The Politics of Safety

Mario Diaz
|
Posted: Dec 04, 2008 5:04 PM
The Politics of Safety

It turns out the “tolerance” movement might not be as tolerant as advertised.

In a 1995 speech entitled “Winning the Culture War,” Kevin Jennings, founder of the Gay, Lesbian and Straight Education Network (GLSEN) said,

In Massachusetts the effective reframing of this issue was the key to the success of the Governor's Commission on Gay and Lesbian Youth. We immediately seized upon the opponent's calling card — safety — and explained how homophobia represents a threat to students' safety by creating a climate where violence, name-calling, health problems, and suicide are common. Titling our report 'Making Schools Safe for Gay and Lesbian Youth,' we automatically threw our opponents onto the defensive and stole their best line of attack. This framing short-circuited their arguments and left them back-pedaling from day one.

For homosexual activists, the illusion of danger and the need for safety was all part of a strategy, the means to an end, a façade. Marshall Kirk and Hunter Madsen made it clear in their 1989 treatise After the Ball: How America Will Conquer Its Fear and Hatred of Gays in the 90’s: “in any campaign to win over the public, gays must be portrayed as victims in need of protection so that straights will be inclined by reflex to adopt the role of protector. ... The purpose of victim imagery is to make straights feel very uncomfortable.”

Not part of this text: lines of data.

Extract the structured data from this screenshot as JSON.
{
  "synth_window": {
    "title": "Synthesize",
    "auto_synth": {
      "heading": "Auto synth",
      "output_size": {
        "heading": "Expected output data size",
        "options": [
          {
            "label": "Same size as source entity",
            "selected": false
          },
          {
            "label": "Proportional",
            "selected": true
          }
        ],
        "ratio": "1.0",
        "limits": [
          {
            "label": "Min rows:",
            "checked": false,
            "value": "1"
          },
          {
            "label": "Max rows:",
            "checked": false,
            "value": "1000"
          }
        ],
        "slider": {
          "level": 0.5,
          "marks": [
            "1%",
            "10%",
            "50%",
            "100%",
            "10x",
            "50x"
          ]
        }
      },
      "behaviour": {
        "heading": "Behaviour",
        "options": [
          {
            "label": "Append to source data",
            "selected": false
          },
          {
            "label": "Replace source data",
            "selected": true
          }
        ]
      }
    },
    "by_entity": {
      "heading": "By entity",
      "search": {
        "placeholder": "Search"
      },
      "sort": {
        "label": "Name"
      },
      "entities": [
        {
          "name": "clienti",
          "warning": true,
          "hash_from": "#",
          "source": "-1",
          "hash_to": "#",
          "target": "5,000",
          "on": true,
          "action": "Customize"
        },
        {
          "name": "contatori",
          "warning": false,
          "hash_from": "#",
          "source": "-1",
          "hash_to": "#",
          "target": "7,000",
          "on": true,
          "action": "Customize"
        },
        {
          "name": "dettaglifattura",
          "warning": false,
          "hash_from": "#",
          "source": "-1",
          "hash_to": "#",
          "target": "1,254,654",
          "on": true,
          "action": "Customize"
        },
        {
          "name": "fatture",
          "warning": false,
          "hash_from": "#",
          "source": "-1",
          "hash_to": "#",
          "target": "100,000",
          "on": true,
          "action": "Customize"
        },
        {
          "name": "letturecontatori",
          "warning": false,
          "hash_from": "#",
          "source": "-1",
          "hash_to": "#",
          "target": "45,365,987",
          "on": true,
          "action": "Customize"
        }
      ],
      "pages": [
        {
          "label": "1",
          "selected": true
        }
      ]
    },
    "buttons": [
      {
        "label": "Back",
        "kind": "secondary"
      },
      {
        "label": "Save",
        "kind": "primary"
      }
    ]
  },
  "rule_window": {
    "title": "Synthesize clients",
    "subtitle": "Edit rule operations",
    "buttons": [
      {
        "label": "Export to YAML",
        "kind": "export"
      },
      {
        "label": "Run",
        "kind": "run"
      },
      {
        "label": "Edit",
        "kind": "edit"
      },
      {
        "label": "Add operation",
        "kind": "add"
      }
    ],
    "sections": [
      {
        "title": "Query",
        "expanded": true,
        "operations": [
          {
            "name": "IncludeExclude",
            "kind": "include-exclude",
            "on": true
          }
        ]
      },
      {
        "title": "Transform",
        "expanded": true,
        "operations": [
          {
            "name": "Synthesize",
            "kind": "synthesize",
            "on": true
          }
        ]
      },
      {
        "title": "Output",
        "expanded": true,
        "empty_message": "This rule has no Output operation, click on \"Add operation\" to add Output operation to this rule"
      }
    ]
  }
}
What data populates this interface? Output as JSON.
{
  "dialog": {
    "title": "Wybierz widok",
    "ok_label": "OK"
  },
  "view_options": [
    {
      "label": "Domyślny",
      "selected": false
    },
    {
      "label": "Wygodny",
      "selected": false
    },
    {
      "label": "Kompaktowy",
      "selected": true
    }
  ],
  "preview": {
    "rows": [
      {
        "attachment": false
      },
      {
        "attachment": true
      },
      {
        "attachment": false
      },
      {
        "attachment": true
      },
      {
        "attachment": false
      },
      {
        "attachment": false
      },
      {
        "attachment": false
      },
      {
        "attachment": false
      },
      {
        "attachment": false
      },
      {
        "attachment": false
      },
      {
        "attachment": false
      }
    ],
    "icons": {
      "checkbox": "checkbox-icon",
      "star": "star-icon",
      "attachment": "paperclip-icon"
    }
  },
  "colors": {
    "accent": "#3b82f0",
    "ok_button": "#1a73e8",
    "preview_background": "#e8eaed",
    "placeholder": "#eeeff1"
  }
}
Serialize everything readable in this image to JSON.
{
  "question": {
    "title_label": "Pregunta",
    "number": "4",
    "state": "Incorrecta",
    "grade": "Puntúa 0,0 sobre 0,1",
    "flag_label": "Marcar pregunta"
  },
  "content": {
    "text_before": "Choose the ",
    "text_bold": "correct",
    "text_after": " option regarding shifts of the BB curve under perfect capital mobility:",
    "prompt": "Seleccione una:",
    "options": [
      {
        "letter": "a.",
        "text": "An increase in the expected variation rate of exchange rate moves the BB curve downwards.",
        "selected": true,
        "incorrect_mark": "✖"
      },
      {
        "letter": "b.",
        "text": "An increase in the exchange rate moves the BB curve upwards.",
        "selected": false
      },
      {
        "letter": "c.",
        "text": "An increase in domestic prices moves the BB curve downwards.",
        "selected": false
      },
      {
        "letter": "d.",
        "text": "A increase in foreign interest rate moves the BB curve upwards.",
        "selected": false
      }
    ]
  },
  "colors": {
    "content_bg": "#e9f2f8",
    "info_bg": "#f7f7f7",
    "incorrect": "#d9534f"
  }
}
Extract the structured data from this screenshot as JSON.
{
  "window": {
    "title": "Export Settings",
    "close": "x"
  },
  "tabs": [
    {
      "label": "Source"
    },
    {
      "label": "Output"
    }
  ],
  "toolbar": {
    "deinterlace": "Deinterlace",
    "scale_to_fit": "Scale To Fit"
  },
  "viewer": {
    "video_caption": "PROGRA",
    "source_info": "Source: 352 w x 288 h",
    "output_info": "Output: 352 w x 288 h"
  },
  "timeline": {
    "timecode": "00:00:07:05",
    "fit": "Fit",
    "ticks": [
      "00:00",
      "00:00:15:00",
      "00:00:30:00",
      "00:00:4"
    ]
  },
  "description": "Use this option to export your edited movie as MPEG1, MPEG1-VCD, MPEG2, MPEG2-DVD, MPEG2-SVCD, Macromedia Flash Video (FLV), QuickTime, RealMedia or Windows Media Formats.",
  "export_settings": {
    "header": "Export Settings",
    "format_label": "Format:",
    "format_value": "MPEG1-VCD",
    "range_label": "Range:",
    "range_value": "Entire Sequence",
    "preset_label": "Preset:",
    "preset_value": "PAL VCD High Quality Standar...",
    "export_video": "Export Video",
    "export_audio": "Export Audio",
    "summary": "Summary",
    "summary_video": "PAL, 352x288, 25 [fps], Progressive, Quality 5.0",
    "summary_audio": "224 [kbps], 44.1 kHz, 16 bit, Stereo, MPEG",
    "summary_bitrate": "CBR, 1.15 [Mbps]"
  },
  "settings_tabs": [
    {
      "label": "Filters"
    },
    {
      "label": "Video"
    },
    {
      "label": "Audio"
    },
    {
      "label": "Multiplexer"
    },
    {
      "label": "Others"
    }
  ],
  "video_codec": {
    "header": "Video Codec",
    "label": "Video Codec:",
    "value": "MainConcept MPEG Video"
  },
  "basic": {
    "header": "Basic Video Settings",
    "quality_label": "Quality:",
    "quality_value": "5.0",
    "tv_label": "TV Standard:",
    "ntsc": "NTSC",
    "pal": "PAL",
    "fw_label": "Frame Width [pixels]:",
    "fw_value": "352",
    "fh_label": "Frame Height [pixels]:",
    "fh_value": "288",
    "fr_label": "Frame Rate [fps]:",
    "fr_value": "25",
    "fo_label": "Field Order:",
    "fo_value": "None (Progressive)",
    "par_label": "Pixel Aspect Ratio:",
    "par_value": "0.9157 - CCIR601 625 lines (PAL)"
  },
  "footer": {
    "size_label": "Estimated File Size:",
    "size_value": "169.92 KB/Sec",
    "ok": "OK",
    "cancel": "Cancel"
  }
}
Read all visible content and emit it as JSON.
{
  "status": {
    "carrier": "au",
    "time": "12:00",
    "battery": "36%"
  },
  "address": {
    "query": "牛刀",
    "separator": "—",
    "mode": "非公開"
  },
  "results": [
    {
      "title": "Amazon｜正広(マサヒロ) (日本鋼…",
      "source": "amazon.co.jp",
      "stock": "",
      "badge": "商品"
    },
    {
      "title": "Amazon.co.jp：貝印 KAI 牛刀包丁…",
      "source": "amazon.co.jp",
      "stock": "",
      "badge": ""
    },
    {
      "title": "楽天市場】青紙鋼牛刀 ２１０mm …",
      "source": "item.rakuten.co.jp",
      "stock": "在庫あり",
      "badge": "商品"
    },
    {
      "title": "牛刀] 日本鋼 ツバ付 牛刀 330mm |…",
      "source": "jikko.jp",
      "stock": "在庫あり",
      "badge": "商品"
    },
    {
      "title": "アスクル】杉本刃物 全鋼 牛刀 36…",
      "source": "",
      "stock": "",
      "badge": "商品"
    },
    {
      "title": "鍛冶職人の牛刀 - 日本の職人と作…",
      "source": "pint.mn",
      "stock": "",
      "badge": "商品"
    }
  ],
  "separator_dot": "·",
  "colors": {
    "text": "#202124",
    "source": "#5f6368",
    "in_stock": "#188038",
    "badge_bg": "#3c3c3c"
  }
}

It worked. Homosexuals gained enormous sympathy from Americans by portraying themselves as victims and calling on the government to enact laws to “protect” them. They called for laws to specifically protect “gay” youth from being bullied (thus erecting the illusion of masses of homosexual youth who needed more protection than any other bullied child) and politicians stayed silent for fears of being called “insensitive” or “intolerant.”

But it turns out that, in certain circumstances, bullying is good after all. For example, if you are a Christian and voted for Proposition 8 to preserve the historic definition of marriage, some homosexuals think you should be bullied.

“Trust me. I've got a big list of names of [M]ormons and [C]atholics that were big supporters of Prop 8. … I warn them to watch their backs,” said a homosexual activist, mad about the result of Proposition 8, in a blog post. “If you're planning a heterosexual wedding in California … be prepared for picketers. Designate someone to watch the parking lot … You’re going to have lots of unexpected expenses. Add $500 to your budget for security,” warned another.

They did not stop at warnings either. Many saw the reports from Palm Springs, California where homosexual activists attacked an elderly woman carrying a cross. At Saddleback Church, several hundred homosexual activists intimidated parishioners with menacing chants and a large swastika display. A Catholic church in Riverside, California, found Proposition 8-related signs arranged in a swastika on the church's front lawn. In Lansing, Michigan, homosexual activists vandalized an Assembly of God church and threw pro-“gay” items and condoms in the sanctuary, while two lesbians kissed each other at the podium among chants of “Jesus is a homo." And several thousand homosexual activists marched at a Mormon temple in the Los Angeles-area threatening to break through the gates and storm the building. And these are just a few of the reports.

Who needs protection now?

But the truth is out. Homosexual activists are not fighting for their “safety.” Nor are they fighting for their “rights.” The California Supreme Court recognized in its now-infamous same-sex “marriage” decision that homosexual couples already possess the legal rights and responsibilities afforded to heterosexual couples through California's civil union law; Proposition 8 did not change that. The reality is that homosexual activists are bent on the open promotion and celebration of homosexuality in America — even at the expense of

our safety. They do not permit anyone to object, no matter how reasonable, thoughtful or kindly they do so. They simply will not permit religious people to express their faith – not at the ballot box and not even in their own houses of worship.

Remember when all they wanted was the “right to visit their partner in the hospital” (a false claim in and of itself because patients already have the right to designate who can visit them)? But still, those days — and the false tears — are long gone. Today, they storm churches, bullying people into denying their sincerely held religious beliefs about marriage, while trampling our religious liberties and our form of government.

In lawsuits challenging Proposition 8, homosexual activists ask the Supreme Court to violate legal precedent and ignore the state and federal constitutions to invalidate the marriage amendment. In effect, they are asking the Court to nullify the sovereign right of the people to self-govern.

But remember, this is all in the name of “tolerance and safety.” A small price to pay, right?